On the other hand, we're talking football here, not a course of study, and should student-athletes be able to transfer from one school to another just because a new coach comes in with a new philosophy?
That's an argument the NCAA will have to settle, and it might take some time and study because of its potential to set a precedent that institutions will be forced to follow in the future.
In the meantime, Petrino will have to find a way to turn Casey Dick into something he's never been – a consistently productive passer. And tight end Ben Cleveland needs to keep Mallett away from sprinkler heads.
When Mallett moved into the dorm room he shares with
"I refused to wear anything orange today," Richt told the Athens Banner-Herald on signing day. "My wife was trying to get me to wear an orange hat and I said, 'Honey, if they get just one picture, those suckers are going to use that for 10 years.'"
His son Jon, a quarterback from
Since Jon won't report to Clemson until May 21, it could be a long four months around the Richt household.

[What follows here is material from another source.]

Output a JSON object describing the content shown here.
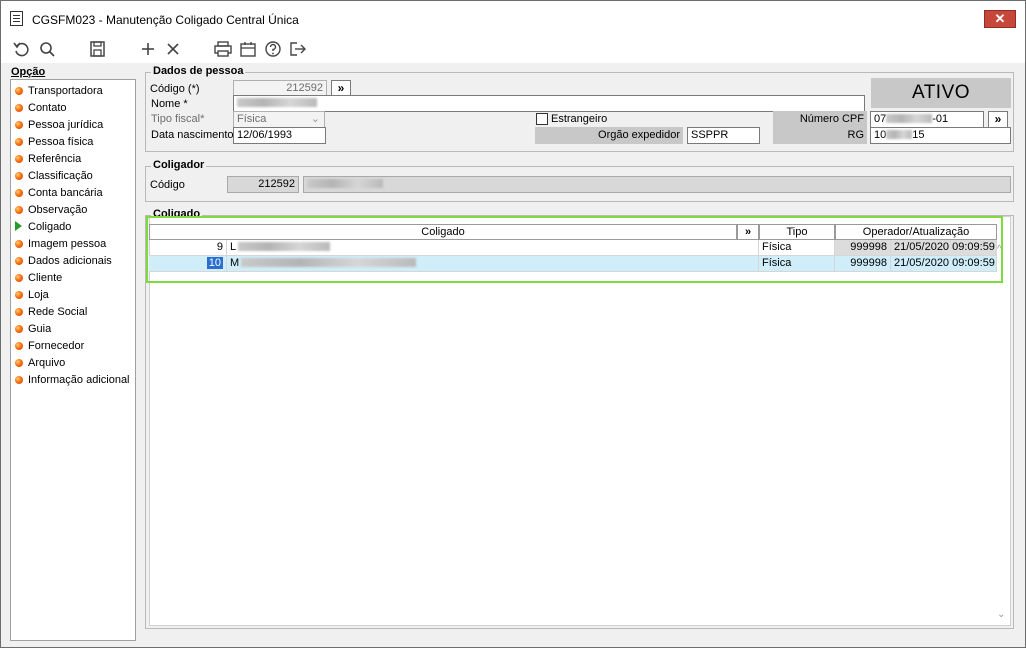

"He gets away with it," Katharyn Richt said. "He's been doing it for awhile.
"I've never really been a fan of orange," Mark Richt said. "Ever since I've been coaching, orange has been the enemy. Today, it's a blessing to see Jon wearing orange and to know that he's going to a great place."
In all seriousness, Richt knew his son wanted and needed go somewhere else, and Clemson had the family's blessing.
"It was definitely the coaches and their backgrounds," he said when asked what drew him to Clemson. "Coach (Tommy) Bowden is a strong believer, and that's how I am. After seeing what they do on the field and off the field, it really drew me there."
Being on the other end of the recruiting experience has given Richt a new perspective on the process.
"This whole recruiting year has been different for me," Richt said. "You really get to see firsthand the emotions involved, to see him go through the excitement of the opportunity. I think we sometimes forget that. It was good medicine for me."
Interesting stuff from the never-ending Alabama-Auburn feud.
"They outworked everybody,"
The most interesting comments on
At Gadsden (Ala.) City High, however, coach Joe Billingsley wasn't so sure the 2008 recruiting class signaled a transfer of power in the state of
"You can't tell how it will go from year to year," Billingsley told The Birmingham News. "This year,
"These kids don't miss a thing now. They're more mature physically, they understand the process, and they want to play right away."
Every year, coaches stand up at podiums on signing day and extol the virtues of the promising class of recruits they just signed. They do it in the SEC, but they also do it at Eastern Michigan,
Every once in awhile, a coach has the guts to be honest about his recruiting class.
"We were probably laughing and giggling a lot more last year at this time, weren't we, Coach Reaves?" said South Carolina coach Steve Spurrier, sitting next to his recruiting coordinator. "We'd won our last three, and we had the fourth- and sixth-rated (class) in the country. This year it's probably around 25 or so, somewhere around there. It's a good solid bunch."
Spurrier admitted that a late-season slide and a 6-6 record didn't help.
"Some schools can do it year in and year out. I think losing your last five games doesn't help you, though," Spurrier said. "But we're really proud of the guys that came and we're proud of the guys we've got."
"We have beaten in the last two years, two, three, four teams that have had top-10 recruiting classes almost every year," Brooks said. "And we haven't even sniffed the top 10 (in recruiting). Not to knock the recruiting services, but the bowl wins have just shown that if you come to
One final thought from Richt, who was one of many coaches who had to sit and wait while top prospects waited until signing day to announce their decisions.
"I don't need all the drama, quite frankly," Richt said. "The more attention this thing gets, the tougher it is on a high school coach, the tougher it is on a parent, the tougher it is on the prospect. I think a lot of people enjoy the attention at first, and after awhile it becomes so overwhelming. This service, that service. This school, that school. This newspaper, that newspaper."
Richard Scott is a Birmingham-based sportswriter, author and Tiger Rag's SEC expert. Reach him at firstname.lastname@example.org.